The centers of intelligence are an important part of the personality types and map directly to the centers described in the Fourth Way. However, this doesn't mean the personality types came from the Fourth Way teachings. The three centers can be found in many other traditions, theories, and disciplines as well.

The Enneagram as Process

Gurdjieff and the Fourth Way used the Enneagram symbol in a very different way than today's personality types. It was primarily used to understand processes. Steps of the process were generally placed on the hexad of the symbol (points 1, 2, 4, 5, 7, and 8) and additional influences upon that process were placed on the triangle (points 9, 3, and 6).

Enneagram as Process

The process begins at point 9, proceeds clockwise around the circle, and ends or repeats when point 9 is reached again. Along the way additional influences or shock points at 3 and 6 are needed to push the process on to the next steps (the shock point at 3 pushes the process on from step 2 to step 4 and the shock point at 6 pushes the process on from step 5 to step 7).

The Laws of 7 and 3

Unlike the Enneagram personality types, not all the lines of the symbol had the same meaning with the Fourth Way Enneagram.

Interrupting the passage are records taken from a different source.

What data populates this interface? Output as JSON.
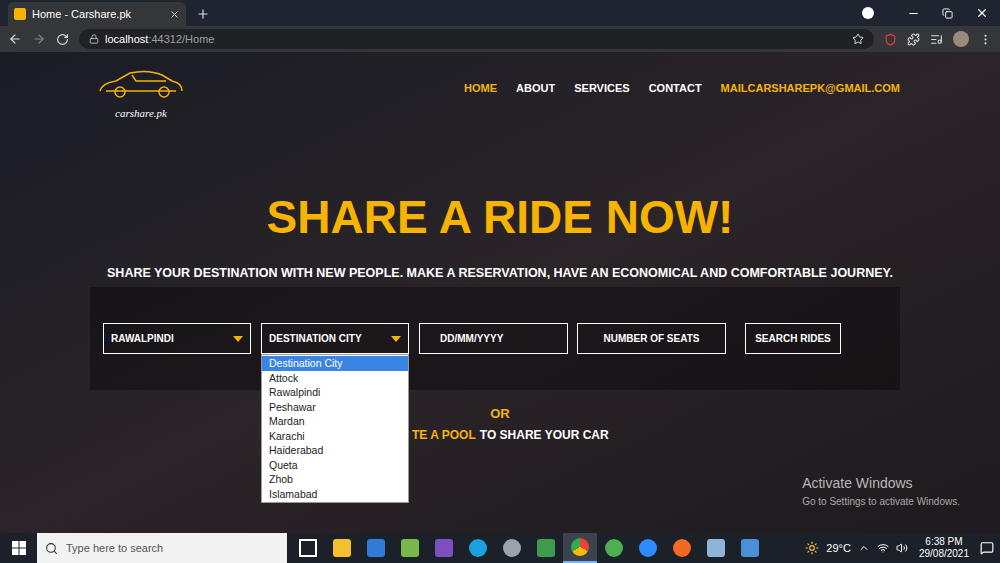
{
  "window": {
    "title": "Home - Carshare.pk"
  },
  "address": {
    "host": "localhost",
    "path": ":44312/Home"
  },
  "page": {
    "logo": "carshare.pk",
    "nav": [
      {
        "label": "HOME",
        "selected": true
      },
      {
        "label": "ABOUT",
        "selected": false
      },
      {
        "label": "SERVICES",
        "selected": false
      },
      {
        "label": "CONTACT",
        "selected": false
      }
    ],
    "contact_email": "MAILCARSHAREPK@GMAIL.COM",
    "hero": {
      "title": "SHARE A RIDE NOW!",
      "subtitle": "SHARE YOUR DESTINATION WITH NEW PEOPLE. MAKE A RESERVATION, HAVE AN ECONOMICAL AND COMFORTABLE JOURNEY."
    },
    "search": {
      "origin": "RAWALPINDI",
      "destination": {
        "value": "DESTINATION CITY",
        "expanded": true,
        "options": [
          {
            "label": "Destination City",
            "selected": true
          },
          {
            "label": "Attock",
            "selected": false
          },
          {
            "label": "Rawalpindi",
            "selected": false
          },
          {
            "label": "Peshawar",
            "selected": false
          },
          {
            "label": "Mardan",
            "selected": false
          },
          {
            "label": "Karachi",
            "selected": false
          },
          {
            "label": "Haiderabad",
            "selected": false
          },
          {
            "label": "Queta",
            "selected": false
          },
          {
            "label": "Zhob",
            "selected": false
          },
          {
            "label": "Islamabad",
            "selected": false
          }
        ]
      },
      "date_placeholder": "DD/MM/YYYY",
      "seats_placeholder": "NUMBER OF SEATS",
      "button": "SEARCH RIDES"
    },
    "or": "OR",
    "pool": {
      "link": "TE A POOL",
      "text": "TO SHARE YOUR CAR"
    }
  },
  "watermark": {
    "title": "Activate Windows",
    "text": "Go to Settings to activate Windows."
  },
  "taskbar": {
    "search_placeholder": "Type here to search",
    "apps": [
      {
        "kind": "taskview",
        "selected": false
      },
      {
        "kind": "explorer",
        "selected": false
      },
      {
        "kind": "blue",
        "selected": false
      },
      {
        "kind": "notepad",
        "selected": false
      },
      {
        "kind": "vs",
        "selected": false
      },
      {
        "kind": "skype",
        "selected": false
      },
      {
        "kind": "gray",
        "selected": false
      },
      {
        "kind": "excel",
        "selected": false
      },
      {
        "kind": "chrome",
        "selected": true
      },
      {
        "kind": "green",
        "selected": false
      },
      {
        "kind": "zoom",
        "selected": false
      },
      {
        "kind": "orange",
        "selected": false
      },
      {
        "kind": "files",
        "selected": false
      },
      {
        "kind": "camera",
        "selected": false
      }
    ],
    "weather": "29°C",
    "time": "6:38 PM",
    "date": "29/08/2021"
  }
}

The hexad represented the law of 7 and the triangle represented the law of 3. The law of 7 was sometimes called the law of octaves because an octave was placed on the symbol to better illustrate the law of 7.

The law of octaves

The octave begins at Do (point 9) and proceeds clockwise up the scale to Do an octave above (point 9 again).

The law of 3 can be seen at the triangle points where point 9 indicates the start and end of the scale at Do and the shock points at 3 and 6 push the process along.

Gurdjieff and the Enneagram personality types

Some teachers of the Enneagram personality types attempt to correlate the Gurdjieff or Fourth Way teachings with the Enneagram. It's important to note that Gurdjieff had nothing to do with today's personality types. Any correlations made are long after the fact and interpretations of those attempting to make those correlations.

Likewise, some teachers try to apply Gurdjieff's use of the Enneagram symbol to the types. As has been shown, Gurdjieff used the symbol in a very different way than the personality types. Any attempt to apply the law of 7, the law of 3, the Enneagram as process, etc. is simply the interpretation of the person trying to do so and can lead to unneccessary confusion and complications when trying to understand the personality types.


Quick Guide to the Enneagram

This page is part of the Quick Guide to the Enneagram available on this website. For more information about any particular Enneagram type or the many concepts and history of the Enneagram types visit the Quick Guide main page.

The Nine Enneagram Types x
The Nine Enneagram Types